While investor behaviour hasn’t sunk to the depths seen just before the crisis (and, in my opinion, that contributed greatly to it), in many ways it has entered the zone of imprudence. To borrow a metaphor from Chuck Prince, Citigroup’s CEO from 2003 to 2007, anyone who’s totally unwilling to dance to today’s fast-paced music can find it challenging to put money to work.
It’s the job of investors to strike a proper balance between offense and defense, and between worrying about losing money and worrying about missing opportunity. Today I feel it’s important to pay more attention to loss prevention than to the pursuit of gain. For the last three years Oaktree’s mantra has been “move forward, but with caution.” At this time, in reiterating that mantra, I would increase the emphasis on those last three words: “but with caution.”
Economic and company fundamentals in the U.S. are fine today, and asset prices – while full – don’t seem to be at bubble levels. But when undemanding capital markets and a low level of risk aversion combine to encourage investors to engage in risky practices, something usually goes wrong eventually.
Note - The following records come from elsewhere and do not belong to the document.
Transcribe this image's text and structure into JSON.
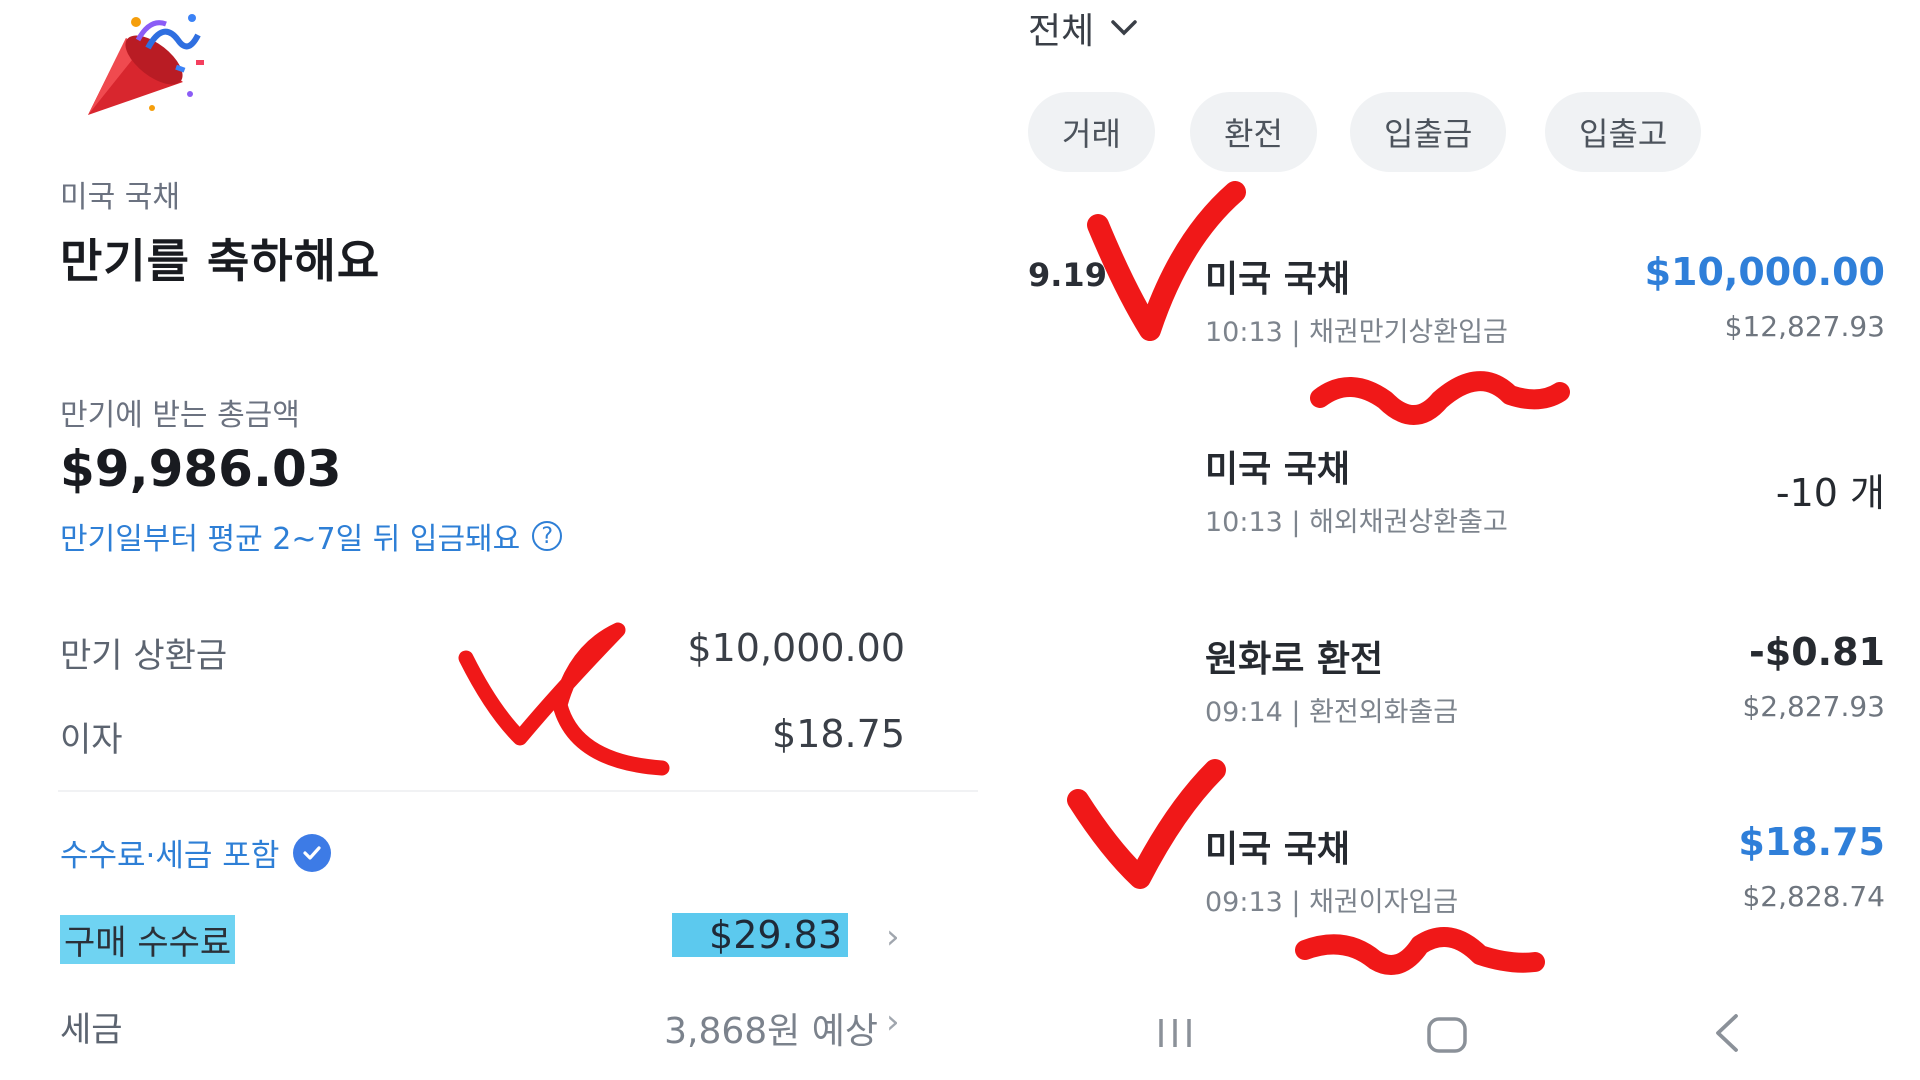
{
  "left": {
    "category": "미국 국채",
    "title": "만기를 축하해요",
    "total_label": "만기에 받는 총금액",
    "total_amount": "$9,986.03",
    "deposit_note": "만기일부터 평균 2~7일 뒤 입금돼요",
    "help_icon": "?",
    "rows": [
      {
        "label": "만기 상환금",
        "value": "$10,000.00"
      },
      {
        "label": "이자",
        "value": "$18.75"
      }
    ],
    "fee_header": "수수료·세금 포함",
    "purchase_fee": {
      "label": "구매 수수료",
      "value": "$29.83"
    },
    "tax": {
      "label": "세금",
      "value": "3,868원 예상"
    }
  },
  "right": {
    "filter": "전체",
    "chips": [
      "거래",
      "환전",
      "입출금",
      "입출고"
    ],
    "date": "9.19",
    "transactions": [
      {
        "name": "미국 국채",
        "sub": "10:13 | 채권만기상환입금",
        "amount": "$10,000.00",
        "balance": "$12,827.93",
        "amount_color": "#2f7fd9"
      },
      {
        "name": "미국 국채",
        "sub": "10:13 | 해외채권상환출고",
        "amount": "-10 개",
        "balance": "",
        "amount_color": "#262a30"
      },
      {
        "name": "원화로 환전",
        "sub": "09:14 | 환전외화출금",
        "amount": "-$0.81",
        "balance": "$2,827.93",
        "amount_color": "#262a30"
      },
      {
        "name": "미국 국채",
        "sub": "09:13 | 채권이자입금",
        "amount": "$18.75",
        "balance": "$2,828.74",
        "amount_color": "#2f7fd9"
      }
    ],
    "navbar": {
      "recent_icon": "recent-apps-icon",
      "home_icon": "home-icon",
      "back_icon": "back-icon"
    }
  },
  "colors": {
    "accent_blue": "#2e7fd6",
    "annotation_red": "#f01818",
    "highlight_cyan": "#5cc9ee"
  }
}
Although I have no idea what could make the day of reckoning come sooner rather than later, I don’t think it’s too early to take today’s carefree market conditions into consideration. What I do know is that those conditions are creating a degree of risk for which there is no commensurate risk premium. We have to behave accordingly.
September 3, 2014